So here’s how the Packers have done it, and how they positively demonstrate the opposite of Lencioni’s dysfunctions.

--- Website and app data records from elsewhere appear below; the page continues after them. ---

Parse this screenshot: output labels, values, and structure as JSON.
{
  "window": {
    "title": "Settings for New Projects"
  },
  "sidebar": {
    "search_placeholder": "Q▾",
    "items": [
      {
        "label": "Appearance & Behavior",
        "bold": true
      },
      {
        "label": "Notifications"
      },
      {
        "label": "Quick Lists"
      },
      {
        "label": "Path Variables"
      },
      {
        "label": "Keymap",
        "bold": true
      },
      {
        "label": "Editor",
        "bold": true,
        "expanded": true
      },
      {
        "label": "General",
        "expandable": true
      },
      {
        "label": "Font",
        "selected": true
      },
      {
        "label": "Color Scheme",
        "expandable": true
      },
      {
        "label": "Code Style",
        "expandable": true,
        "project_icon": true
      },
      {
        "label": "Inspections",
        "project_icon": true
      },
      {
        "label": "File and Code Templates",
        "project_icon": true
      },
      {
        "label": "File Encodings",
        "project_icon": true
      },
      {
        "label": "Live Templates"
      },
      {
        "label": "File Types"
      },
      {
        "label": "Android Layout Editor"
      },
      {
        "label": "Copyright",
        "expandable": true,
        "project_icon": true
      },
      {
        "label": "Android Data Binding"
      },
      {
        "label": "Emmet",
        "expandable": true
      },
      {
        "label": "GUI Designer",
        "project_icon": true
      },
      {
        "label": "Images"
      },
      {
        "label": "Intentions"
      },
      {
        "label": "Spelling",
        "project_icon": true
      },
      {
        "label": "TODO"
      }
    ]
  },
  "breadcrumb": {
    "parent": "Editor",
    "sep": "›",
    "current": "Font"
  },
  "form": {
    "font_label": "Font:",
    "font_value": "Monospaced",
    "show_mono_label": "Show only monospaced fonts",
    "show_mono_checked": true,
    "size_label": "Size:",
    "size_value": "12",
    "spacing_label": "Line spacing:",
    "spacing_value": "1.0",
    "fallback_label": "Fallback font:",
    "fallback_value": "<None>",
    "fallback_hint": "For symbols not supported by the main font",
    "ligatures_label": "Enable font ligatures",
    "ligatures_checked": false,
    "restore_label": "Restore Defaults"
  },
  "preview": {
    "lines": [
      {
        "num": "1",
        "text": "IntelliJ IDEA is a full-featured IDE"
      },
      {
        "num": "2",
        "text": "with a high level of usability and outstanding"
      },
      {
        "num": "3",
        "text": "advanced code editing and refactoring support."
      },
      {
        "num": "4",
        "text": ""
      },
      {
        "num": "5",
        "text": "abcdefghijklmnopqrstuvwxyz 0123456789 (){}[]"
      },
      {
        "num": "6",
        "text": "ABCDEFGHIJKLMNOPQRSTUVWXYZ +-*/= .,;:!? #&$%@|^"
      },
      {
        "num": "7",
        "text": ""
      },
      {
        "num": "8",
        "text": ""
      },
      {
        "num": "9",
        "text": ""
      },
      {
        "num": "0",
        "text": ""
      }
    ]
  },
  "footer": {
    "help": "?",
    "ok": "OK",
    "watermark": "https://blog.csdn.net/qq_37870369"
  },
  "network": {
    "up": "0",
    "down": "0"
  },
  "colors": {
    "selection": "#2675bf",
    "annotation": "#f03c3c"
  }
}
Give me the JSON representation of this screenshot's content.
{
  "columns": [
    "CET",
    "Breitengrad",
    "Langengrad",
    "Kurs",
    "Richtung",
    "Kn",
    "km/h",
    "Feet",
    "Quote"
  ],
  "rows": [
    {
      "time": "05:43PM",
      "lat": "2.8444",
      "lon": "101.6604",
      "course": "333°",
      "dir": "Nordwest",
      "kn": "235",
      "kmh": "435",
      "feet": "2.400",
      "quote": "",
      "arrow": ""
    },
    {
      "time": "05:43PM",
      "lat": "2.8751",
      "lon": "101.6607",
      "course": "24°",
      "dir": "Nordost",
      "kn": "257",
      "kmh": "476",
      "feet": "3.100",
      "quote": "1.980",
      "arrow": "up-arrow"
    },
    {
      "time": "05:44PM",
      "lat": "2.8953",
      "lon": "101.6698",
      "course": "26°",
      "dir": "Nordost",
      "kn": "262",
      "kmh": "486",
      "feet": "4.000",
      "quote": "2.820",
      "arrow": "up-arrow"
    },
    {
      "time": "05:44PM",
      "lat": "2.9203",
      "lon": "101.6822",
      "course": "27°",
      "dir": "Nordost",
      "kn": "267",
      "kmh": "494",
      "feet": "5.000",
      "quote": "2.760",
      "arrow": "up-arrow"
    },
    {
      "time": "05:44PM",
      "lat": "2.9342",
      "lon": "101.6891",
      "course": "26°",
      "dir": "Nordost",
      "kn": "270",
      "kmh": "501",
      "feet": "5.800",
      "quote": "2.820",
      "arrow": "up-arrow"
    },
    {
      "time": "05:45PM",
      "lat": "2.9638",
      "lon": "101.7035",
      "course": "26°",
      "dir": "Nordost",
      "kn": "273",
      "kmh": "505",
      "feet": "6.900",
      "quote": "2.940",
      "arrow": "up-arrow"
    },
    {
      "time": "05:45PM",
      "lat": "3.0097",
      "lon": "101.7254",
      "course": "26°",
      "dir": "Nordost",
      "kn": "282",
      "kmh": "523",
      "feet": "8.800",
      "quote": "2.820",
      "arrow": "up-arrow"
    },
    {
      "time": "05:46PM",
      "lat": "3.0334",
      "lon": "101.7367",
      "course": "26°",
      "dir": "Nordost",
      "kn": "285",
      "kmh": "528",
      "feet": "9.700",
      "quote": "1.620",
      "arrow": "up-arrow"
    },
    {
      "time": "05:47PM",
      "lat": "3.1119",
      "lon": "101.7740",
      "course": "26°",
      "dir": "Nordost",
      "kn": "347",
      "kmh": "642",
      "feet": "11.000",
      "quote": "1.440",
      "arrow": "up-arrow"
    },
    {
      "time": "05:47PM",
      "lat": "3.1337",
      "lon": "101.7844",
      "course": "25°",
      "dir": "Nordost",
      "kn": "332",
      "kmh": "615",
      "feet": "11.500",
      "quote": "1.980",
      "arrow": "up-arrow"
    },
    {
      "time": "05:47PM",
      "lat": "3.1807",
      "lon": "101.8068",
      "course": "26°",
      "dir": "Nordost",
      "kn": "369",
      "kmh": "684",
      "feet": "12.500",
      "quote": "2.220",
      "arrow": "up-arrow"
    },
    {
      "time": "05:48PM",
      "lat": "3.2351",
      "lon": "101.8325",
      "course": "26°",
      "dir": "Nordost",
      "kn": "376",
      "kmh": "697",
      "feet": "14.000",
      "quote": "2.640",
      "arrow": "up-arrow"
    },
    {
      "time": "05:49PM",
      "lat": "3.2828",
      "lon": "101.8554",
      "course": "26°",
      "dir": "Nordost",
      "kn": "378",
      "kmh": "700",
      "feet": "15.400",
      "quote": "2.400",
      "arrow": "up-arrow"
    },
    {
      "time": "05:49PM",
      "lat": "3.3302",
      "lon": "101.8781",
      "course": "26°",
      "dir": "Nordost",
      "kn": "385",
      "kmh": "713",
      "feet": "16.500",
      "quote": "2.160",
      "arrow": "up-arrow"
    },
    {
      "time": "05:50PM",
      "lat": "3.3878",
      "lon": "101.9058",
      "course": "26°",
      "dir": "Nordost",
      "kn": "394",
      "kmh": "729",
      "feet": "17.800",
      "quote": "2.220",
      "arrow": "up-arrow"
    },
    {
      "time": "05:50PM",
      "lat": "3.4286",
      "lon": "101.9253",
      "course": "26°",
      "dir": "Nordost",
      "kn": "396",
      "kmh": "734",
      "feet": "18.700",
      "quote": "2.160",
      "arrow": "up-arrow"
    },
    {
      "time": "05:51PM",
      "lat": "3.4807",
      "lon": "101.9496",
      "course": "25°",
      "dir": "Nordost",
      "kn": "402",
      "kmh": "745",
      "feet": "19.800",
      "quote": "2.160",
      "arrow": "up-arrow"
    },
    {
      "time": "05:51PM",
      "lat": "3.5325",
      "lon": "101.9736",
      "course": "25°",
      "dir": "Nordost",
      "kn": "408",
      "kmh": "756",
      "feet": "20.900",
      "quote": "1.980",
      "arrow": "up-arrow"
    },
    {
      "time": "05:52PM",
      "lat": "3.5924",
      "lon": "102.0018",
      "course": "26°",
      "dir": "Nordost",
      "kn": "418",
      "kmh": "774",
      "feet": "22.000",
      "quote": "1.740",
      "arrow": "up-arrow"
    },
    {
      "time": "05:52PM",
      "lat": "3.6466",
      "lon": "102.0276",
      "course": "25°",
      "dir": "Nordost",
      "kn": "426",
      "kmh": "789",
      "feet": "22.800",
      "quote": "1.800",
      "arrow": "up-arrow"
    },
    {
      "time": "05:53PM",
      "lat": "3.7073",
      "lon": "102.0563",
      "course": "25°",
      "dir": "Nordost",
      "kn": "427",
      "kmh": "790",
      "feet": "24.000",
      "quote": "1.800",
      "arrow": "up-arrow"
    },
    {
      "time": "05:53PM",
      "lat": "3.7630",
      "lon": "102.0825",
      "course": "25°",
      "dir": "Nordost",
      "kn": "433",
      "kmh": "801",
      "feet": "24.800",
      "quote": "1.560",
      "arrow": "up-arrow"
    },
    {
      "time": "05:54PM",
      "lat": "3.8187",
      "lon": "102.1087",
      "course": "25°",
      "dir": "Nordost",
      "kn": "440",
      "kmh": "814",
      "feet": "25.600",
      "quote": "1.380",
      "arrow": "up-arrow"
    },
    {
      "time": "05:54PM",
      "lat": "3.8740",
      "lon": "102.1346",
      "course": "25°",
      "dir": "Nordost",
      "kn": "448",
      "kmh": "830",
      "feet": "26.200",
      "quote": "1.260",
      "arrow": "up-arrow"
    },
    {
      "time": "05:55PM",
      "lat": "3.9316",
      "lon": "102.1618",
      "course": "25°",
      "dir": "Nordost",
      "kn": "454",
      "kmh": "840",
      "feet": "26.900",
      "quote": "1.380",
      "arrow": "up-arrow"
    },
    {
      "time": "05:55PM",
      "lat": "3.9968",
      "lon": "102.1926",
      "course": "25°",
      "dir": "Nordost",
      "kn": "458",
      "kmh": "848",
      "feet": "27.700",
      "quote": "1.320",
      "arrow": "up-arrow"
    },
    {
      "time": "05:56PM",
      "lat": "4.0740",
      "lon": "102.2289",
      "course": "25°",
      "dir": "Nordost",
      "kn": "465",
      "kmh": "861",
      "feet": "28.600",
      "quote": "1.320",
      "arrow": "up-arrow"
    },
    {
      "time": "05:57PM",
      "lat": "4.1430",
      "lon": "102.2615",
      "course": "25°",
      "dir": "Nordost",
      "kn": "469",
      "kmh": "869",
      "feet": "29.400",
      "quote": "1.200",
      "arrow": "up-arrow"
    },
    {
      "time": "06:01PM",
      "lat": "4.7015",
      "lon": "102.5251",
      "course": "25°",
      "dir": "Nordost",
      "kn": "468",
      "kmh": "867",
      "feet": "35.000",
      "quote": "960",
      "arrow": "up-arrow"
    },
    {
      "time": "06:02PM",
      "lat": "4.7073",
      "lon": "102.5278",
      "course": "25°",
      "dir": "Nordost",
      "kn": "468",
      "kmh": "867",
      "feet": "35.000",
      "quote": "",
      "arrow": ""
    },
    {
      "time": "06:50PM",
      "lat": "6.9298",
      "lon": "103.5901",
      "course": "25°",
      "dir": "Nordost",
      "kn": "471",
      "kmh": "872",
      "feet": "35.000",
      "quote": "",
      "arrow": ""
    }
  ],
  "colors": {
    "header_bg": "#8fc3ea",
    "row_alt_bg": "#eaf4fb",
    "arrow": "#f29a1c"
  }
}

  1. Trust – When team members know that every other member has their best interests at heart, and a single overriding goal, they have freedom to fail and therefore freedom excel. The Austin girls know that they can step up to take a big shot without worrying that their teammates will criticize them if they miss. Coach Gary Peterson says this is the closest team he’s ever had. The girls all genuinely love their teammates.
  2. Constructive Conflict – On a sports team, this probably pertains more to the coaches than to the players, but development of a winning game plan requires the coaching staff to brainstorm all the options and debate the best approach to use against a given opponent. As the plan is being implemented in practice, the players need to ask questions to be sure they are clear on how things should be done. And in the heat of the game, they can talk about what’s working and what isn’t, so the coaches benefit from their perspective. The leader, the head coach, needs to make the final decision, after weighing all of the input.
  3. Commitment – Once a game plan has been created, everyone needs to be fully committed to execution. Even if it wasn’t what they would have decided individually, the only way a team can work effectively together is to completely commit. If anyone holds back and second-guesses, the plan won’t work.
  4. Accountability – Team members and leaders need to hold each other accountable for keeping their commitments. When Rebekah is fronting the post, for instance, she needs to know she’ll have help on the back side defending the lob pass. And when the guards are aggressively pressuring the point guard, they need to know she’ll be patrolling the lane if the point penetrates.
  5. Focus on Results – The Packers’ balanced scoring speaks for itself, that no one is putting individual results ahead of team success. As a result, they’ve reached a goal together that wouldn’t have been possible without exceptional teamwork.

Here are the video highlights (including Brittney’s Buzzer Beater) from the section title game:


To see more about the Packers and an application of social media (specifically Facebook) as a sports booster club, visit the Packers’ fan group and read about why Facebook groups beat blogs for this purpose.